Would'st make it known.
Ah! think that in thy tree
Some cruel spoiler's hand may spread the snare,
To rob thee of thy cherished liberty;

Ah! then-beware!

That tree, sweet Nightingale, appears to be

A home of rest,
Where spoilers cannot come to injure thee.
Or rob thee of the liberty

That glads thy breast.
Alas! there is no home,

Tho' it be e'er so shelter'd or so fair,
Where danger and misfortune cannot come ,

They're every where.
The odoriferous leaves that shade thy head,

Are always green.
Hope's brilliant colours are around thee spread,
Her soothing influence is o'er thee shed,

Tho' all unseen.
Do not too firmly trust the flattring word,

Or golden smile of Hope, however fair;
In this deceitful world, alas! sweet bird!

Even Hope's a snare.

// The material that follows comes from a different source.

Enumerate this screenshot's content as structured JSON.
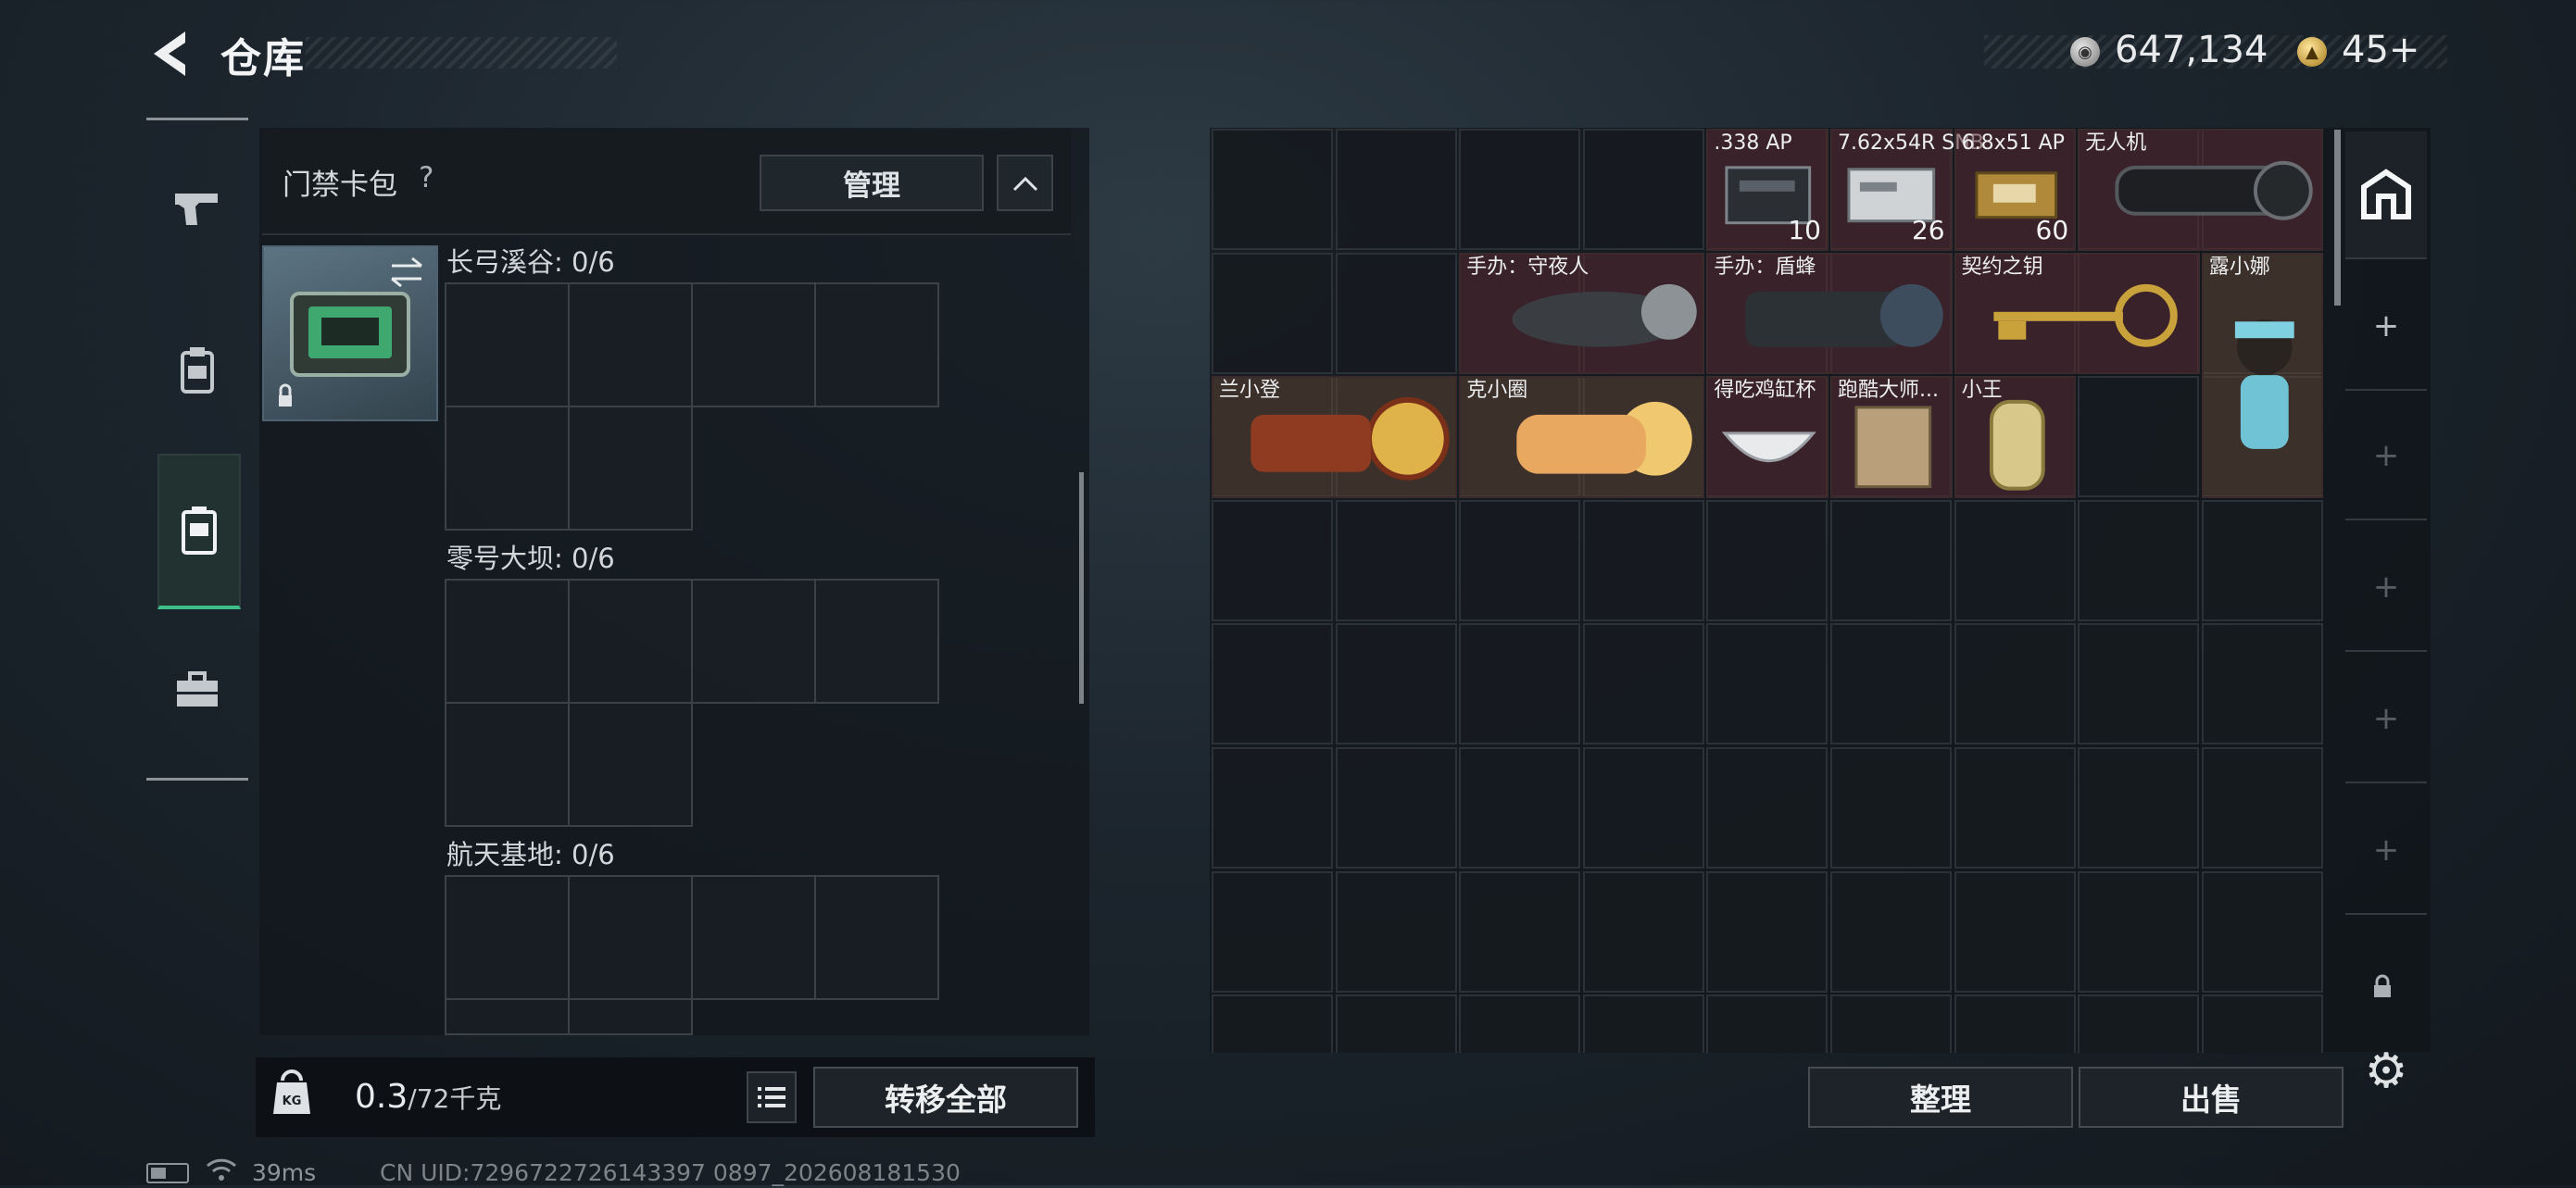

VOL. I.

4 C

ASIATIC DISCOVERIES.

NOTICE OF THE RESEARCHES OF BARON HUMBOLDT, AND PROFESSORS EHREN

BERG, AND GUSTAVUS ROSE, MADE DURING A JOURNEY IN RUSSIA AND CENTRAL ASIA, IN THE YEARS 1829 AND 1830,

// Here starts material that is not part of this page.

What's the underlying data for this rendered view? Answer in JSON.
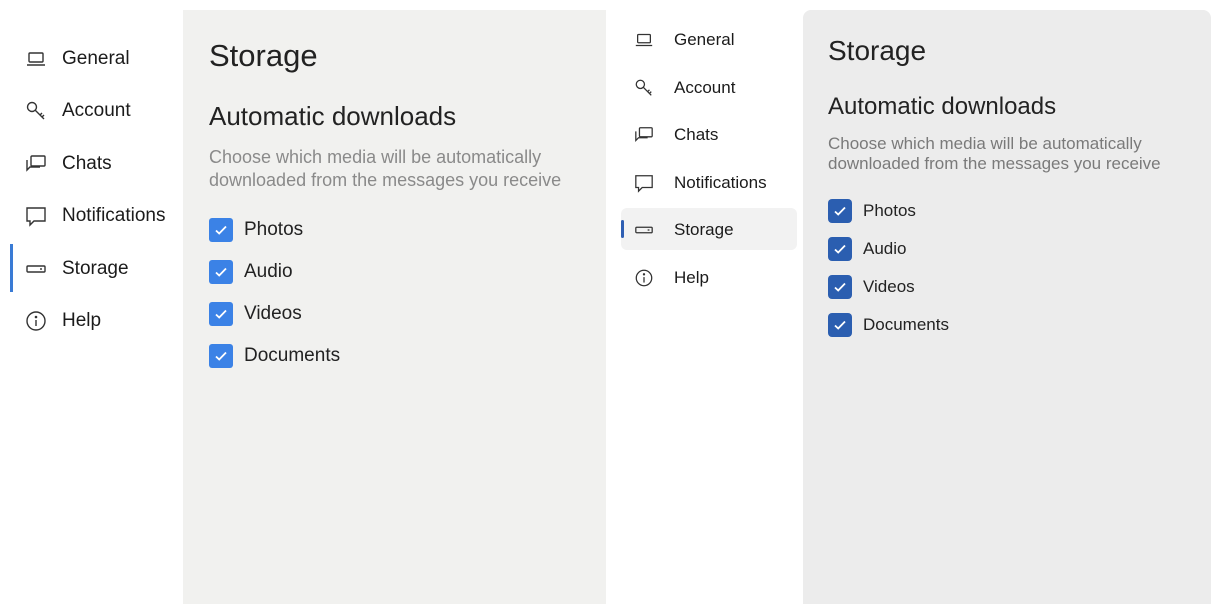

The researches of De Humboldt render the doctrine of parallelism of and his associates attach themselves chains of synchronous elevation one of more particularly to descriptive and to the most striking additions made in mophysical geography, the details belong dern times to the philosophy of geology to experimental philosophy, natural and consequently to the progressive dehistory, and the other branches of pure velopment of our knowledge of the rescience; but, as in geology, the specu- lation and mutual dependance of all lation becomes one

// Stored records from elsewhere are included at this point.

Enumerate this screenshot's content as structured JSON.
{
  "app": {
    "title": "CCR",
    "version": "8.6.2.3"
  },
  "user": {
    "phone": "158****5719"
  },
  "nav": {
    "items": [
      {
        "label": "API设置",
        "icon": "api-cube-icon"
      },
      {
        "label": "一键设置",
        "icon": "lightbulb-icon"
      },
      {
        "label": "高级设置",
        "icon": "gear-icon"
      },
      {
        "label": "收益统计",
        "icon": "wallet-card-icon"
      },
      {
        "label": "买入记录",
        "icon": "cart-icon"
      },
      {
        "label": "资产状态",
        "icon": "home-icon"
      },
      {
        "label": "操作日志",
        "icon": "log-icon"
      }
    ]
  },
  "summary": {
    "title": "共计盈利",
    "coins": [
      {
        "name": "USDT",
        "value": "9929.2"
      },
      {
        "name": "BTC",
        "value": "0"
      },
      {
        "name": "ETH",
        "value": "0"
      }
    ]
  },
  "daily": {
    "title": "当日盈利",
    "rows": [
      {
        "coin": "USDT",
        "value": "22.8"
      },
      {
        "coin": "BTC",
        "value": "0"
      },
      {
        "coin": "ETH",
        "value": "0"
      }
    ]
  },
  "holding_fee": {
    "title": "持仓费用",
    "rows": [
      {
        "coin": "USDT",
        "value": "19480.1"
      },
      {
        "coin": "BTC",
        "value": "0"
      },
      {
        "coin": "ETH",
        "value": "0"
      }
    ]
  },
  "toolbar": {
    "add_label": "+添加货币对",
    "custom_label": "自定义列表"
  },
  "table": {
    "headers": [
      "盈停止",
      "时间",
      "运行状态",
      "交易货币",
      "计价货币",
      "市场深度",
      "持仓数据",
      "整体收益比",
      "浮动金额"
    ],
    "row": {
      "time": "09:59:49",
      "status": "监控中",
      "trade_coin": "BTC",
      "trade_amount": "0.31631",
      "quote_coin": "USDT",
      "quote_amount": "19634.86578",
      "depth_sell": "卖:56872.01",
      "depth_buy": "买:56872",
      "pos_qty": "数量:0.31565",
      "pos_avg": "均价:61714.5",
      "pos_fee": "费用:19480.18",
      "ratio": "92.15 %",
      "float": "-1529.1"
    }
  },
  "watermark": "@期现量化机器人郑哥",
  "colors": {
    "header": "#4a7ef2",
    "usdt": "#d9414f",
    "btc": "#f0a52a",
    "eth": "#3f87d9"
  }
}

of physics, the mo- physical phenomena. ment the element of time is intro Baron Humboldt and his companiduced, so the fixed principles of the ons Professors Ehrenberg and G. Rose other sciences receive a wider applica- embarked at Niznei-Novgorod on the tion when we connect them with the Volga, to descend to Casan and the history of the earth or other planets. Tatar ruins of Bolgari. From thence

The most important researches are they went by Poun to le Katherinethose on the age and relative situation bourg on the eastern slope of the Ural of the mountain chains, and on the a vast country of mountains composed comparative elevation of the steps, and of many chains almost parallel, the table lands of the almost unexplored summit of which scarely attain an ele continent of Asia ; the considerations vation of fourteen or fifteen hundred on volcanic geology, the researches in yards, and which follow, like the Andes, zoology, and the experimental disco- the direction of a line of the meridian veries in terrestrial magnetism and from the tertiary formations neighbourclimatology-the last of which has ing lake Aral to the green-stone rocks taken its name, and may almost be said upon the Icy sea. to have originated with the first of these Humboldt visited for a month the celebrated men.

central and nothern parts of Ural, so The combined results of astronomy rich in alluvial deposits which contain and physical geography, pointed out by gold and platinum, the mines of Mr.' de Humboldt, in the relation of Malachite of Goumecheoski, the great mountain heights, and oceanic depths, magnetic mountain of Blagodad, and or of continental and pelagic masses, the celebrated repositories of topaz with the figure of the earth, have re- and of bery] at Mourzinsk. Near ceived a further impulse from the new Nizni Tagilsk, a country which may light thrown upon the causes of the in- be compared to the Choco of South flexion of the isothermal lines, and the America, a piece of platinum was found empirical laws which have been recog- that weighed more than eight Kilo nised in the distribution of heat upon grammes. From Iekatherinebourg the the globe. Sir William Herschell has party proceeded by Tiouman to Toalready instituted enquiries into that bolsk on the Irtyche, and from thence portion of geological dynamics which by Tara and the step of Baraba, so are connected with astronomy-pro- much dreaded on account of the abunviding a link between the revolutions dance of a kind of musquito, to Barof our globe, and those of the system naoul on the banks of the Ob, to the of which it is but a single member, and picturesque lake of Kolyvan and to the phenomena of volcanoes, now the rich silver mines of Schlangentaken out of the domains of geognosy, berg, of Ridderski, and of Zyrianovski, to become one of the most important situated upon the south-western acobjects of the physics of the globe, clivity of the Altaï, of which the loftiest

« הקודםהמשך »